Thursday, November 12, 2009
The posts will continue again with my arrival in the park in spring.... and until that time I leave you with a time-lapsed scene from the terrace of the past year:
Sunday, November 8, 2009
During 26-31 of October,
The conference began with a day of labs and demonstrations given by ICF’s veterinarian Barry Hartup, to the students of the local
The following day, the conference began with several lectures at the University as well as a question/answer session involving the local media.
Days three and four, consisted of talks and discussions at
The last day Barry Hartup performed a health check on the Parks captive birds. We used this opportunity to demonstrate techniques of handling and health protocols to the participants of the workshop.
The general consensus was that the conference was a success and we are already beginning to plan a follow-up meeting…..
Monday, November 2, 2009
The lake began to freeze over in the beginning of the month and now we have to break through the ice to obtain fish for the captive cranes.
Our activities at the Park have centered around preparing for the upcoming spring fires. This means conducting prescribed burning in critical areas and cleaning debris and leaves near buildings. We were lucky to have the help of a group of students from the nearby village of Korepatina. They volunteered an afternoon to rake and clean around the summer camp.
We have also been creating another nature trail that will allow visitors to explore the oak forests adjacent to terrace, while catching glimpses of the wetland below.
The creation of the trail has also stirred the curiosity of the local wildlife. Birds like the European nuthatch and Eurasian jay, have enjoyed exploring the raked leaves for insects and other edible debris.

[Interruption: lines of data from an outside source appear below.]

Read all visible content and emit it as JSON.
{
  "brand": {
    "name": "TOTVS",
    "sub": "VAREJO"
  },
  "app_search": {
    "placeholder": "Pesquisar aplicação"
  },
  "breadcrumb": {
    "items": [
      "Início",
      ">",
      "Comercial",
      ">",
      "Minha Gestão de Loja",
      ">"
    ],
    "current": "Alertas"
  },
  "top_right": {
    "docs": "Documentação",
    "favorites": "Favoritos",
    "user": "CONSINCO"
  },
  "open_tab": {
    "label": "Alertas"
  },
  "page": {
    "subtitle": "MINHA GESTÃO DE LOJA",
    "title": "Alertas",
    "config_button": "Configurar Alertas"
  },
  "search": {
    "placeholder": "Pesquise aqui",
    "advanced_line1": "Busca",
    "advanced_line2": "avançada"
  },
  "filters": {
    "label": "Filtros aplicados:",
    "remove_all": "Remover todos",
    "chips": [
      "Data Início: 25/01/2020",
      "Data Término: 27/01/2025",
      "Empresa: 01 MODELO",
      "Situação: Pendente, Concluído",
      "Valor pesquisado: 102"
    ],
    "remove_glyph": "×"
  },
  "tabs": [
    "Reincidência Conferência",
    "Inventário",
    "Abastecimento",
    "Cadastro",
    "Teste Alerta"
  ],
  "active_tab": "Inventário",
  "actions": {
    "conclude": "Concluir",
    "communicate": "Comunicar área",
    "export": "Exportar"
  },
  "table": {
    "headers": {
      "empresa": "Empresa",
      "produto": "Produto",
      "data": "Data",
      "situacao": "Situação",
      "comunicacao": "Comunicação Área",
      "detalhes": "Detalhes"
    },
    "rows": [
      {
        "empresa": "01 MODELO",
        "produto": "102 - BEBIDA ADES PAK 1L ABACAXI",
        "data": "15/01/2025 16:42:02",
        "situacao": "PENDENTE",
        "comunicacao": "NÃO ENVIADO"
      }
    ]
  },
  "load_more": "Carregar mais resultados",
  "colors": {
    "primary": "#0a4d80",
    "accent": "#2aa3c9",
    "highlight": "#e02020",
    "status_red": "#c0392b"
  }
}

The trail has already proven very productive. It winds near the burrow of a local Raccoon-dog, who made himself visible the other day. Additionally, a Ural owl was spotted in a tree adjacent to the trail!
Our family of Red-crowned cranes are still present and doing well. We were concerned that the late hatch date of the chicks may hinder their ability to migrate on time, but they are flying around the wetlands and looking quite strong.
Unfortunately, another crane is also still present at the park, a lone white-naped crane. This crane was observed in the nearby farm fields and allowed close approach.
After a moment of observation, it became apparent why the crane was still here and unwary. It sustained a grave injury to its leg. Its future still remains uncertain.
On another note, the final mist-netting episode yielded a great capture…a small flock of Azure-winged magpies…
I would like to end this blog by wishing everyone Happy Halloween!
Thursday, October 22, 2009
Wednesday, September 23, 2009
The fall colors at the Park have peaked in the last few weeks as we enjoyed a wave of beautiful weather during our “Indian Summer”.
We also celebrated our final festival of the year. This festival focused on Birds of Prey. Again we had busloads of visitors come to participate. The visitors were able to go with one of several guides who showed off artwork related to birds of prey, played informative videos, and gave nature walks around the headquarters.
Although the Park is most famous for its cranes, it does have quite a diversity of hawks, eagles, and owls that use the Park for migration and/or breeding. As a matter of fact over 22 species have been recorded at the Park including the golden eagle and pied harrier depicted below. (These are photos I took earlier in the season)
The Park was also involved in a “rescue mission” this week. A local farmer contacted us and said he had a young white-naped crane in his possession. He continued by telling us that his grandson had found the bird near their chicken coop cold, lost and hungry. The boys initial reaction was to shoot the big bird, but the grandfather stopped him and they captured the bird and began calling around for guidance and assistance. The bird was in their care for nearly a month before we were finally contacted to help. During this period the bird was fed mainly bread. We transported the bird back to the Park, where we cared for it for nearly a week before our colleagues at Khingkonsky Nature Reserve came and took the bird (Khingkonsky Nature Reserve has larger facilities and therefore would make a more suitable location for the bird).
We also made a trip out to Amursky Game Refuge, which is located about an hour and a half southeast from the Park. This refuge is also a huge stopover for migrating cranes and we camped one night in the fields so that in the morning we could get an estimate of the number of roosting cranes at the refuge.
Over a thousand cranes were present and I was able to make a short clip of the birds as they flew from their roosts (click play to watch)
Our trip to Amursky was just in time, because several days afterwards the hooded cranes were observed catching thermals and preparing to move further south. At the Park, we have gone from over 1000 migrating cranes to roughly 100.
There has been a huge crop of acorns from the Mongolian Oaks and everyone here is excited to take this opportunity to utilize them in our re-forestation efforts. Every afternoon we take several hours to put them into the ground in areas where they were originally or in areas that they would serve as a good firebreak. This is a time-consuming endeavor, but to date we have planted well over two hundred acorns!
On the smaller scale, I ran across these two interesting invertebrates this past week- yet another colorful and bizarre caterpillar and this spider protecting its egg sac!